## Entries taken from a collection
★ ★ ★

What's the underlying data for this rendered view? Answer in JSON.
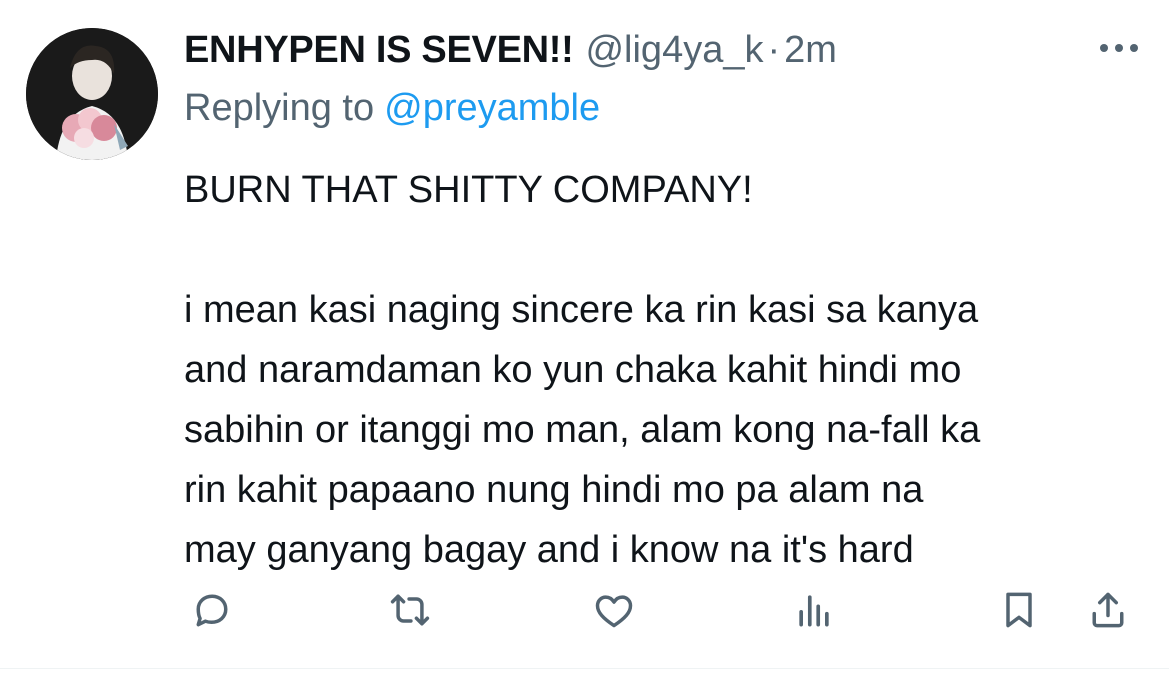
{
  "tweet": {
    "display_name": "ENHYPEN IS SEVEN!!",
    "handle": "@lig4ya_k",
    "separator": "·",
    "time": "2m",
    "replying_prefix": "Replying to",
    "replying_to": "@preyamble",
    "lines": [
      "BURN THAT SHITTY COMPANY!",
      "",
      "i mean kasi naging sincere ka rin kasi sa kanya",
      "and naramdaman ko yun chaka kahit hindi mo",
      "sabihin or itanggi mo man, alam kong na-fall ka",
      "rin kahit papaano nung hindi mo pa alam na",
      "may ganyang bagay and i know na it's hard"
    ]
  },
  "actions": [
    {
      "icon": "reply-icon"
    },
    {
      "icon": "retweet-icon"
    },
    {
      "icon": "like-icon"
    },
    {
      "icon": "views-icon"
    },
    {
      "icon": "bookmark-icon"
    },
    {
      "icon": "share-icon"
    }
  ],
  "colors": {
    "text": "#0f1419",
    "secondary": "#536471",
    "link": "#1d9bf0"
  }
}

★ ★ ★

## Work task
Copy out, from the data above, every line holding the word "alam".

## Task response
      "sabihin or itanggi mo man, alam kong na-fall ka",
      "rin kahit papaano nung hindi mo pa alam na",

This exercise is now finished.